Circumflex (^)Over any vowel except “Y”Â, Ê, Î, Ô, ÛMinor change in pronunciation; often indicates that an 's' used to follow that vowel in older French; can change the meaning of a word"forêt" (forest), ê is pronounced like [ɑ] rather than [a];  

“Hôpital” (hospital) from latin “hospitalis”;  

“jeune” means “young,” but le jeûne means “fast”
Trema or Diaresis (¨)Over 'e,' 'i,' 'u,' 'y'Ë, Ï, Ü, ŸIndicates that the vowel is to be pronounced separately from the previous vowel. Sometimes indicates the changes in meaning.“maïs” (corn) /mais/, but “mais” (but) is pronounced /me/
Cedilla (Ç)Only below 'c'ÇChanges the 'c' sound to 's'"garçon" /gahr-sohn/ (boy)

Learning to use diacritical marks correctly is crucial in French as they often distinguish between words with different meanings. As always, practicing your reading and writing skills in French will help you get comfortable with these marks. 

14

Learn French with Promova

Embarking on the journey of learning French? Promova is your companion on this path, offering an intuitive and engaging way to dive into French language. As a language-learning platform, Promova caters to every aspect of language acquisition, making the process of learning French not only effective but also enjoyable.

Promova equips you with an array of tools to accommodate different learning styles and make your French learning journey easier. Here's what you can expect:

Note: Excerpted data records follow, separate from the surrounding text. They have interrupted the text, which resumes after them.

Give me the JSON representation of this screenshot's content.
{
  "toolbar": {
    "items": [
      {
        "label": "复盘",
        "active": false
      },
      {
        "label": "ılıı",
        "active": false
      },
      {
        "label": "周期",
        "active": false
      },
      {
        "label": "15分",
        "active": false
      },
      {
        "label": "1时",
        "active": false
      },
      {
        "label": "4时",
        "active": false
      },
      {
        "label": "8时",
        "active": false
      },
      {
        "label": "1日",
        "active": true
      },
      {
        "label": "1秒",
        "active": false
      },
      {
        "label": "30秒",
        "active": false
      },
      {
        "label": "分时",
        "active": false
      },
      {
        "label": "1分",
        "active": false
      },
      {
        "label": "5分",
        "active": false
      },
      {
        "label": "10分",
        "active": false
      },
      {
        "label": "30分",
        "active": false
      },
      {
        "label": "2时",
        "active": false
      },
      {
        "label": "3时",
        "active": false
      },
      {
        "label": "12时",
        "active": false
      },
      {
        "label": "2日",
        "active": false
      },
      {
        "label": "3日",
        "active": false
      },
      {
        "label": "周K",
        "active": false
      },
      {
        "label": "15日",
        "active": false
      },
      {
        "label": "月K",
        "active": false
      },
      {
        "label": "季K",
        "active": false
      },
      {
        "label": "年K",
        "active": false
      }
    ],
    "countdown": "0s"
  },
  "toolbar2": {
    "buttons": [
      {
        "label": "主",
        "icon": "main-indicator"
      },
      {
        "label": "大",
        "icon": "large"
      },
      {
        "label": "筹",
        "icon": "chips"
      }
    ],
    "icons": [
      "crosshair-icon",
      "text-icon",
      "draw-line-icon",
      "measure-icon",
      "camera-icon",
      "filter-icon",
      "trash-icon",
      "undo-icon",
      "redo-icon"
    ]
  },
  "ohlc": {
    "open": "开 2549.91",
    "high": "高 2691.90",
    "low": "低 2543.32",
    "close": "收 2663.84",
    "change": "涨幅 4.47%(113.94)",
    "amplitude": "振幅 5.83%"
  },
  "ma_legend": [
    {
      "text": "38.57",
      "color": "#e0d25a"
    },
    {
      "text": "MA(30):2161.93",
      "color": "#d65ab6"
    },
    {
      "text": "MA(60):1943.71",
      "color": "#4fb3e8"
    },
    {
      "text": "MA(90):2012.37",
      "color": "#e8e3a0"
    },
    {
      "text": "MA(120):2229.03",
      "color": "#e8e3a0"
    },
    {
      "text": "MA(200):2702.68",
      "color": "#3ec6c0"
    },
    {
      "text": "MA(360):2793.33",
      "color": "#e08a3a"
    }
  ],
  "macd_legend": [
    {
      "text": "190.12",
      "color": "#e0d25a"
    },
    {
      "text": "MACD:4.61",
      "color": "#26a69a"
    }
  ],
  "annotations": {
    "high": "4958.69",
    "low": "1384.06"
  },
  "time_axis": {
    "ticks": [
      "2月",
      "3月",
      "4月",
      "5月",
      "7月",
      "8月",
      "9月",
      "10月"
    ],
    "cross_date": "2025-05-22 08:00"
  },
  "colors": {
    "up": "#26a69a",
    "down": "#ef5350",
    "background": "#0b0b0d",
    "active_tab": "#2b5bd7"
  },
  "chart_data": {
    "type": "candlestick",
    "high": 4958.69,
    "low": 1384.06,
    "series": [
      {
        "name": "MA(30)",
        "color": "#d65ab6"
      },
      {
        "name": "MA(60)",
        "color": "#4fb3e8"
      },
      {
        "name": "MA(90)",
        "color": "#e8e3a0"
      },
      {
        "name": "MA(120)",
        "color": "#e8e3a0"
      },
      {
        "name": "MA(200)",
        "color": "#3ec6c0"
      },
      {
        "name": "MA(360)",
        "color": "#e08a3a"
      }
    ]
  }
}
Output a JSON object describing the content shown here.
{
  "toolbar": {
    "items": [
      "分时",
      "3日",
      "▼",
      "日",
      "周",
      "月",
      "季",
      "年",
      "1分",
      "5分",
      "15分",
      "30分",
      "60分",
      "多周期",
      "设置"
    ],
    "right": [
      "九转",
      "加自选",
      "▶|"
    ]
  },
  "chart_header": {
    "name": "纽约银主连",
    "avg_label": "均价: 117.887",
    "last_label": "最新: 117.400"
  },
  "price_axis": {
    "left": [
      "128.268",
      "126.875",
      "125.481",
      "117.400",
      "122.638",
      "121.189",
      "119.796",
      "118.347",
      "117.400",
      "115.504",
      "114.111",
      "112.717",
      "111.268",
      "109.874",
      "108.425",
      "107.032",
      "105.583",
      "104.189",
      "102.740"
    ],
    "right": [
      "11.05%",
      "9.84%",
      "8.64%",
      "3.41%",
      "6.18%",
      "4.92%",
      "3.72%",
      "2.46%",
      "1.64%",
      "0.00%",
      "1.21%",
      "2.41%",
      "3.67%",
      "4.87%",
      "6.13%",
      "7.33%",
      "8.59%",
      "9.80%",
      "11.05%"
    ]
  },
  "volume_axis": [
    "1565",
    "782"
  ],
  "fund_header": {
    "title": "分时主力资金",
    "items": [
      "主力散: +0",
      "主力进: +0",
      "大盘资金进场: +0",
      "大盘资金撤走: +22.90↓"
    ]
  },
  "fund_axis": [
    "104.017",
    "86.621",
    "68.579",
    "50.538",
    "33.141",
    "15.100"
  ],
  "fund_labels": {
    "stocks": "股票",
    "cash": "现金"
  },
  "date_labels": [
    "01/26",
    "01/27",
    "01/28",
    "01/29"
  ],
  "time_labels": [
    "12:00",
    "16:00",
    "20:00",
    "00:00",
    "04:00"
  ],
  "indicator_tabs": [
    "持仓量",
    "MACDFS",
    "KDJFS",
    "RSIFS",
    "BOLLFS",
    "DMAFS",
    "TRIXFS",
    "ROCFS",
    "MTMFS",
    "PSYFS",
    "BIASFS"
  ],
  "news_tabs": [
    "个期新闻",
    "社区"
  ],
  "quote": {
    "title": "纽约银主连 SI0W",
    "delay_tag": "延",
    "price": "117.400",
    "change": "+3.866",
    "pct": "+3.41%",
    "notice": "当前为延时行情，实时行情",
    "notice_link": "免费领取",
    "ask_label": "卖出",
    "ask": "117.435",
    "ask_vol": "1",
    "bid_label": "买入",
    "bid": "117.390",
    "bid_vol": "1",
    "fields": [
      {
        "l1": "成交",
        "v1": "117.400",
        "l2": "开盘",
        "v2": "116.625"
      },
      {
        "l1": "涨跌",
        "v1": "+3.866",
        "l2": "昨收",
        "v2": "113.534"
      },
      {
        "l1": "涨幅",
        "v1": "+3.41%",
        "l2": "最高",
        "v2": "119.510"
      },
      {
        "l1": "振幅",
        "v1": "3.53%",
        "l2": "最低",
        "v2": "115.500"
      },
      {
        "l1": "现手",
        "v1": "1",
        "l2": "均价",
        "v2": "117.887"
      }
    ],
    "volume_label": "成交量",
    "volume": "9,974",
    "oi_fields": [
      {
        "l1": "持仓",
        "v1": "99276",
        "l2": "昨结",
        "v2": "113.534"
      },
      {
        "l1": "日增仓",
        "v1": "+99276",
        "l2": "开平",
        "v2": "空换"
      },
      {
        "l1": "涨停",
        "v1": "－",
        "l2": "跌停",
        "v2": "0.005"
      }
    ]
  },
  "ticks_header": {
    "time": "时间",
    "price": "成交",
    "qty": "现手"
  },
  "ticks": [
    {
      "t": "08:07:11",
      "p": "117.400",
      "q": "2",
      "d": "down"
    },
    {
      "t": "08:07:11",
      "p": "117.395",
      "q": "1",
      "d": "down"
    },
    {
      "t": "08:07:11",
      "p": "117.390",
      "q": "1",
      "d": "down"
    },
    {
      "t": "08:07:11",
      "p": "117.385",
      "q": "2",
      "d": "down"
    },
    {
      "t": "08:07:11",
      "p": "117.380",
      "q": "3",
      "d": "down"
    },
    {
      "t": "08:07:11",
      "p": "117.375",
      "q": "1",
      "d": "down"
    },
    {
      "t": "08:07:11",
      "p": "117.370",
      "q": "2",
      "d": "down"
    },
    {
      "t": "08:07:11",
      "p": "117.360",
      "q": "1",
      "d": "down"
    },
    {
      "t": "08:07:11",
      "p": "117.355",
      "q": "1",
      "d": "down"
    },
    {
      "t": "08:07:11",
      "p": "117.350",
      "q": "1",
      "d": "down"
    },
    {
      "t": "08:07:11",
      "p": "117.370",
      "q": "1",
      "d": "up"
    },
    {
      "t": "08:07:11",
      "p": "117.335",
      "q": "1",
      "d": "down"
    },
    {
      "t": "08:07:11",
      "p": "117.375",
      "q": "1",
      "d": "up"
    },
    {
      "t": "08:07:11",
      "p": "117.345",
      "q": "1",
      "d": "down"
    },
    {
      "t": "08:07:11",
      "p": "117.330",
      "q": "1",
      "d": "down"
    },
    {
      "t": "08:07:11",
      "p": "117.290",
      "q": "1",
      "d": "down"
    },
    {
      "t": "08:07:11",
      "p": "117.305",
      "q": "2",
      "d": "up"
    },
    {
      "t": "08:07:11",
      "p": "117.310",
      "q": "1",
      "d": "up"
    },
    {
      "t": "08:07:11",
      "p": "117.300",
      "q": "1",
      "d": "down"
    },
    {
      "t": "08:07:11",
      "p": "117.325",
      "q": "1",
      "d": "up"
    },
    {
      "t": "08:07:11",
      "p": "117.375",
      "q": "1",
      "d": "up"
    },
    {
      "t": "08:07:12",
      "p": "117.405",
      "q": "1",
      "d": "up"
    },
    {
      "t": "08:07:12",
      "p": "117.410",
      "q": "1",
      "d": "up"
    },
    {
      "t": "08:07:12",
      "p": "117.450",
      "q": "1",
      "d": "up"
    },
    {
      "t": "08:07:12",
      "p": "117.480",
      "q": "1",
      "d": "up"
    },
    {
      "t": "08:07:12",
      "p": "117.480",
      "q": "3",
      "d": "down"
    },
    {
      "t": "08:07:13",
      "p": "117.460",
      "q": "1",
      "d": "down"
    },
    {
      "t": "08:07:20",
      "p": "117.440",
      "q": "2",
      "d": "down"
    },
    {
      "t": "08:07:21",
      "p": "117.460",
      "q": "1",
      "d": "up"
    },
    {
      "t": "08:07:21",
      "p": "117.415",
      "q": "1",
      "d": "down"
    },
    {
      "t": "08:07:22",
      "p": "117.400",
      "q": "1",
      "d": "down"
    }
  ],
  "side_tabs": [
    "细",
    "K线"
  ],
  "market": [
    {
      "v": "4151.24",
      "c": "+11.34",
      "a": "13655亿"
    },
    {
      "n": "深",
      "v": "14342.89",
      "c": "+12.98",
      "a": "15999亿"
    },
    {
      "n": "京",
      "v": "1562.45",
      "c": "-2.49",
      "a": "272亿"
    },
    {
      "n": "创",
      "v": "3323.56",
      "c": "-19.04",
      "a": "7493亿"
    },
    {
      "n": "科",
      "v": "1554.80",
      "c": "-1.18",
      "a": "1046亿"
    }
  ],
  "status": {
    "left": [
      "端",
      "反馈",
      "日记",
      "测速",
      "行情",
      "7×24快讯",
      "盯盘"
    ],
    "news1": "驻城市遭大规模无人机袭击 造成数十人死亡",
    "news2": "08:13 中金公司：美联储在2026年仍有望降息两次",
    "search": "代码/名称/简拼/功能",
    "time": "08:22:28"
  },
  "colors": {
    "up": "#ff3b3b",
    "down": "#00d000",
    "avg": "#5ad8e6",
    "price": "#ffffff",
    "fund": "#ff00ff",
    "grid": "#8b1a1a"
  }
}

  • Define the areas of development with interactive quizzes that offer instant feedback. 
  • Memorize new vocabulary and phrases with our flashcards.
  • Improve your French pronunciation with a variety of listening exercises. 
  • Master French grammar with our explanations and practical exercises. 

Promova believes in the individuality of each learner. That's why our platform offers a personalized learning experience tailored to your needs and progress. As you advance, the platform adapts to your level, focusing on areas that need improvement and reinforcing those you have mastered.

Learn French with Promova and become a part of a vibrant community of language learners. Share your journey, engage in language exchanges, seek advice, and gain motivation from others who share your passion for French.

Conclusion

In conclusion, the French alphabet is a rich linguistic system with unique characteristics that make it a fascinating subject of study. Understanding it well will significantly aid your journey in learning the French language. Remember that learning a new language is a marathon, not a sprint. Practice regularly, and soon you will reach fluency in French.

Make your next step to fluency with Promova

phones
Try Promova
Learn English with a handy app full of awesome lessons!
English AlphabetKorean AlphabetSpanish AlphabetArabic AlphabetGerman AlphabetItalian AlphabetUkrainian Alphabet Chinese Alphabet

Comments

JacklineFeb 7th, 2024
It helped me a lot